3 Strategies For Alleviating The Pain Of Iliopsoas Bursitis
Iliopsoas bursitis is inflammation of the bursa located in front of the hip. This type of bursitis can be caused by several underlying reasons, such as repetitive stress during running or inflammatory arthritis. Most instances of iliopsoas bursitis will resolve with conservative treatment.
Pain management strategies that are aimed at reducing inflammation may be useful for acute cases of iliopsoas bursitis. Rest can be important in the acute phase of bursitis, and some people find that simply avoiding aggravating activities, such as running or climbing stairs, may be enough to alleviate the problem. Short-term use of NSAIDs is another option to reduce pain and inflammation. Some people may find ice applied to the affected area also helps reduce inflammation. Depending on how long the bursa has been inflamed and how much the problem limits activities, a steroid injection may be necessary for quick relief.
Engage In Physical Therapy
Physical therapy (PT) may be necessary for several months to work on the root cause of iliopsoas bursitis. There are several factors that may contribute to the problem, especially when it is recurrent or chronic. The therapist will likely recommend a stretching program that includes stretches for the hip flexors. Gently stretching the hip flexors can prevent the iliopsoas muscle, which passes over the bursa, from becoming tight and causing friction to the bursa. Over time, the PT program will likely include strengthening exercises in addition to stretching. Strengthening will target the hip rotators, which includes the buttocks and thigh muscles. The strengthening program will include working on both internal and external rotation of the hip. Adding resistance bands to the exercises are helpful for improving strength, if they are well tolerated.

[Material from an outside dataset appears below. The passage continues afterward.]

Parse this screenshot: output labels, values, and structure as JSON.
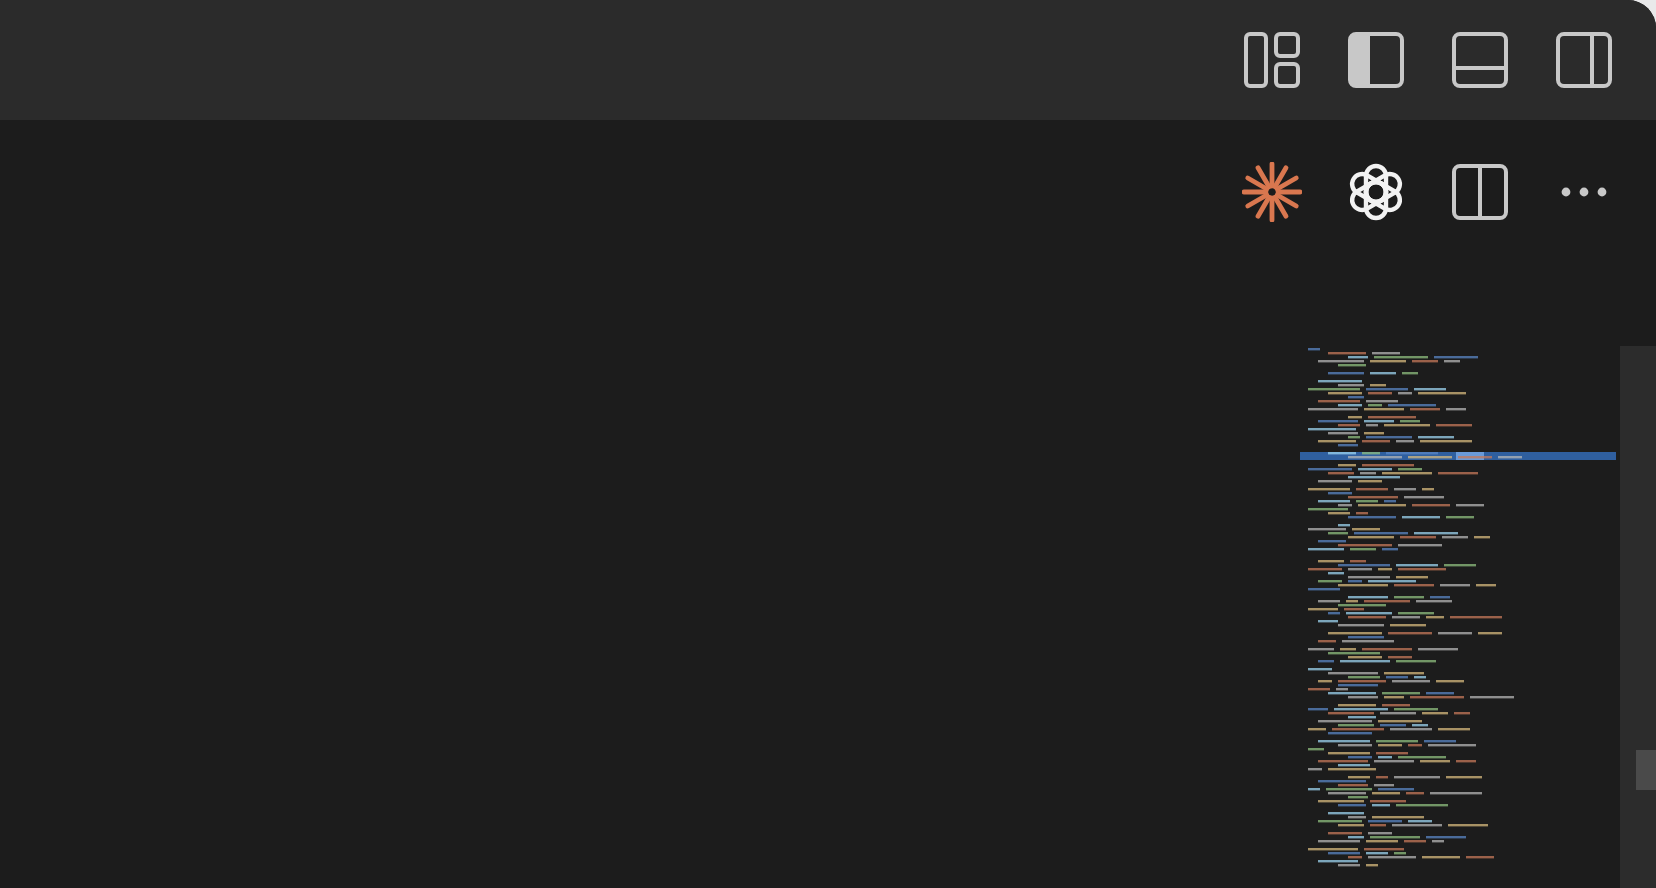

In rare cases, surgery may be necessary to alleviate iliopsoas bursitis that is severe and not alleviated by other treatments or bursitis that keeps recurring. The type of surgery done may depend on the underlying cause. A bursectomy may work well for athletes and other people who are frequently active since this would eliminate the future possibility of developing bursitis. This procedure simply removes the bursa so it cannot be irritated by the surrounding muscle and soft tissue. If the underlying cause involves inflammatory arthritis, removal of the synovial membrane may be enough to ease symptoms and prevent the immune system from attacking the bursa.
Fortunately, most instances of iliopsoas bursitis are temporary and resolve with rest and conservative treatments. When the problem is severe and interferes with activity, surgical intervention can provide long-lasting relief.
Contact a sports medicine service for more information.